-- Provided entries follows --

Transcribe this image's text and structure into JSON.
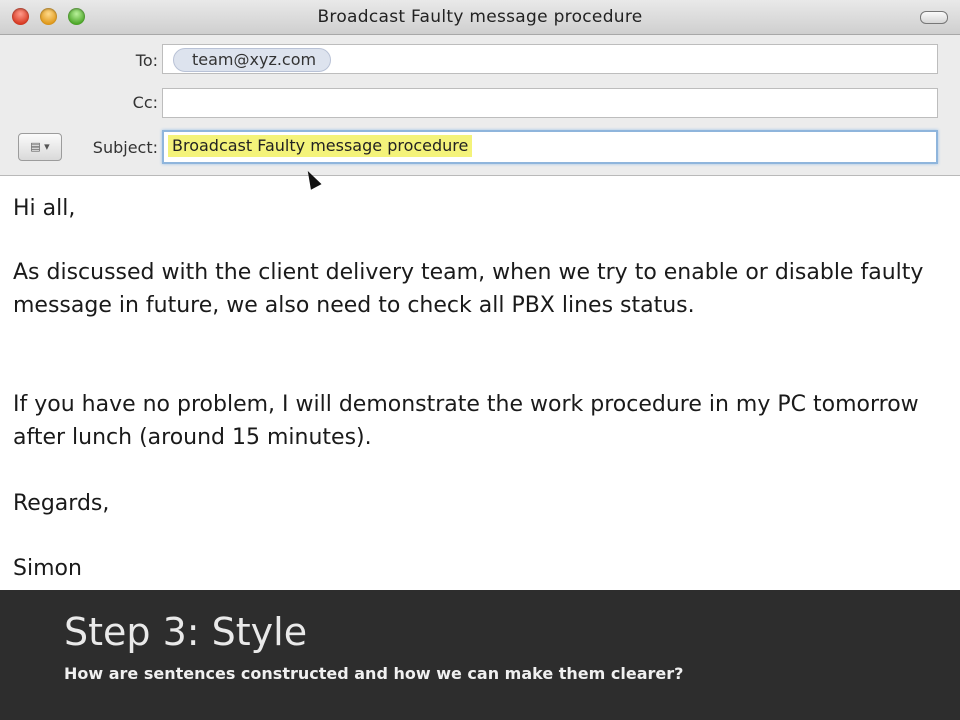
{
  "window": {
    "title": "Broadcast Faulty message procedure"
  },
  "header": {
    "to_label": "To:",
    "to_recipient": "team@xyz.com",
    "cc_label": "Cc:",
    "subject_label": "Subject:",
    "subject_value": "Broadcast Faulty message procedure",
    "account_button": "▤ ▾"
  },
  "body": {
    "greeting": "Hi all,",
    "paragraph1": "As discussed with the client delivery team, when we try to enable or disable faulty message in future, we also need to check all PBX lines status.",
    "paragraph2": "If you have no problem, I will demonstrate the work procedure in my PC tomorrow after lunch (around 15 minutes).",
    "regards": "Regards,",
    "signature": "Simon"
  },
  "overlay": {
    "title": "Step 3: Style",
    "subtitle": "How are sentences constructed and how we can make them clearer?"
  },
  "colors": {
    "highlight": "#f4f37a",
    "overlay_bg": "#2d2d2d",
    "token_bg": "#dde3ee"
  },
  "icons": [
    "close-button-icon",
    "minimize-button-icon",
    "zoom-button-icon",
    "account-selector-icon",
    "mouse-pointer-icon"
  ]
}
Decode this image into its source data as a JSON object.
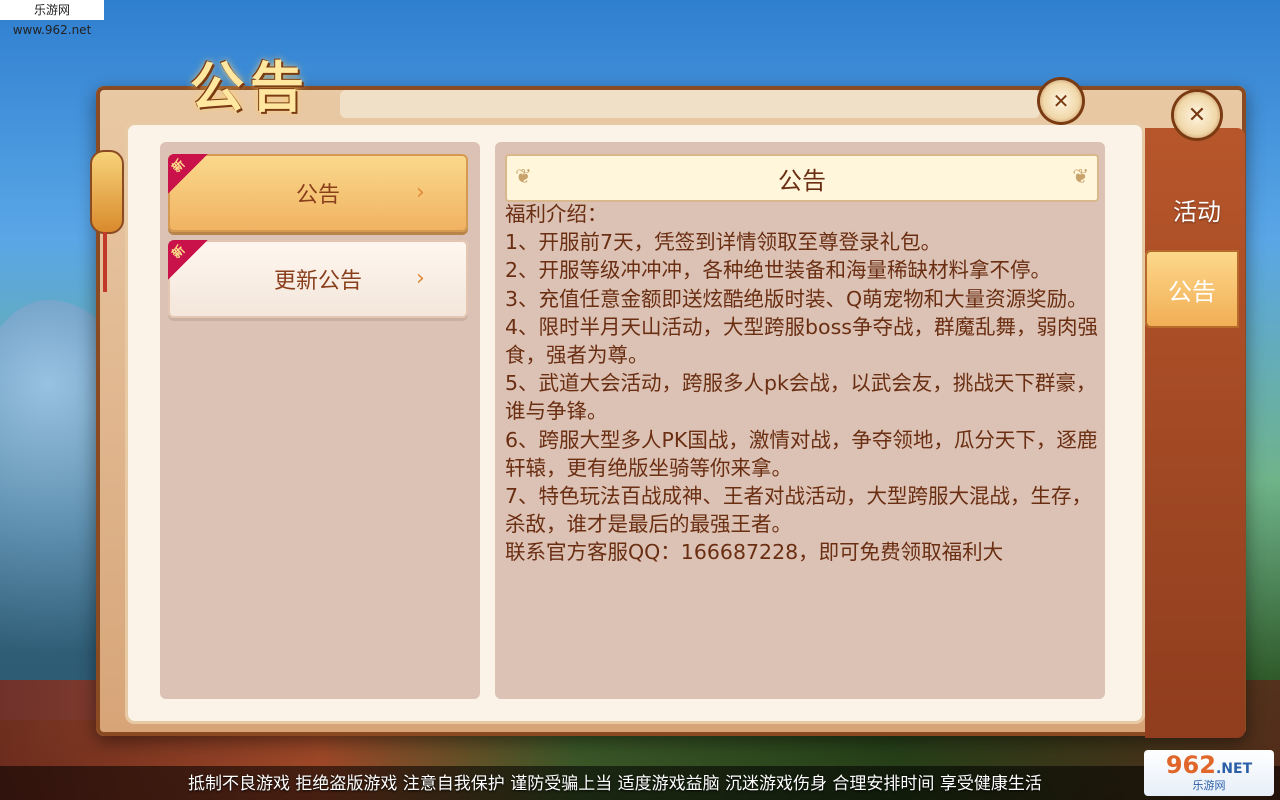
{
  "watermark": {
    "top_left": "乐游网 www.962.net"
  },
  "window": {
    "title_logo": "公告"
  },
  "left_tabs": [
    {
      "label": "公告",
      "badge": "新"
    },
    {
      "label": "更新公告",
      "badge": "新"
    }
  ],
  "content": {
    "title": "公告",
    "body": "福利介绍：\n1、开服前7天，凭签到详情领取至尊登录礼包。\n2、开服等级冲冲冲，各种绝世装备和海量稀缺材料拿不停。\n3、充值任意金额即送炫酷绝版时装、Q萌宠物和大量资源奖励。\n4、限时半月天山活动，大型跨服boss争夺战，群魔乱舞，弱肉强食，强者为尊。\n5、武道大会活动，跨服多人pk会战，以武会友，挑战天下群豪，谁与争锋。\n6、跨服大型多人PK国战，激情对战，争夺领地，瓜分天下，逐鹿轩辕，更有绝版坐骑等你来拿。\n7、特色玩法百战成神、王者对战活动，大型跨服大混战，生存，杀敌，谁才是最后的最强王者。\n联系官方客服QQ：166687228，即可免费领取福利大"
  },
  "side_tabs": [
    {
      "label": "活动"
    },
    {
      "label": "公告"
    }
  ],
  "footer": {
    "notice": "抵制不良游戏 拒绝盗版游戏 注意自我保护 谨防受骗上当 适度游戏益脑 沉迷游戏伤身 合理安排时间 享受健康生活"
  },
  "brand_logo": {
    "number": "962",
    "suffix": ".NET",
    "cn": "乐游网"
  }
}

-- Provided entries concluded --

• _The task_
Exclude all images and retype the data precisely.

• _Answer box_
Transcribe this image's text and structure into JSON.
{
  "window": {
    "title": "Broadcast Faulty message procedure"
  },
  "header": {
    "to_label": "To:",
    "to_recipient": "team@xyz.com",
    "cc_label": "Cc:",
    "subject_label": "Subject:",
    "subject_value": "Broadcast Faulty message procedure",
    "account_button": "▤ ▾"
  },
  "body": {
    "greeting": "Hi all,",
    "paragraph1": "As discussed with the client delivery team, when we try to enable or disable faulty message in future, we also need to check all PBX lines status.",
    "paragraph2": "If you have no problem, I will demonstrate the work procedure in my PC tomorrow after lunch (around 15 minutes).",
    "regards": "Regards,",
    "signature": "Simon"
  },
  "overlay": {
    "title": "Step 3: Style",
    "subtitle": "How are sentences constructed and how we can make them clearer?"
  },
  "colors": {
    "highlight": "#f4f37a",
    "overlay_bg": "#2d2d2d",
    "token_bg": "#dde3ee"
  },
  "icons": [
    "close-button-icon",
    "minimize-button-icon",
    "zoom-button-icon",
    "account-selector-icon",
    "mouse-pointer-icon"
  ]
}
Decode this image into its source data as a JSON object.
{
  "watermark": {
    "top_left": "乐游网 www.962.net"
  },
  "window": {
    "title_logo": "公告"
  },
  "left_tabs": [
    {
      "label": "公告",
      "badge": "新"
    },
    {
      "label": "更新公告",
      "badge": "新"
    }
  ],
  "content": {
    "title": "公告",
    "body": "福利介绍：\n1、开服前7天，凭签到详情领取至尊登录礼包。\n2、开服等级冲冲冲，各种绝世装备和海量稀缺材料拿不停。\n3、充值任意金额即送炫酷绝版时装、Q萌宠物和大量资源奖励。\n4、限时半月天山活动，大型跨服boss争夺战，群魔乱舞，弱肉强食，强者为尊。\n5、武道大会活动，跨服多人pk会战，以武会友，挑战天下群豪，谁与争锋。\n6、跨服大型多人PK国战，激情对战，争夺领地，瓜分天下，逐鹿轩辕，更有绝版坐骑等你来拿。\n7、特色玩法百战成神、王者对战活动，大型跨服大混战，生存，杀敌，谁才是最后的最强王者。\n联系官方客服QQ：166687228，即可免费领取福利大"
  },
  "side_tabs": [
    {
      "label": "活动"
    },
    {
      "label": "公告"
    }
  ],
  "footer": {
    "notice": "抵制不良游戏 拒绝盗版游戏 注意自我保护 谨防受骗上当 适度游戏益脑 沉迷游戏伤身 合理安排时间 享受健康生活"
  },
  "brand_logo": {
    "number": "962",
    "suffix": ".NET",
    "cn": "乐游网"
  }
}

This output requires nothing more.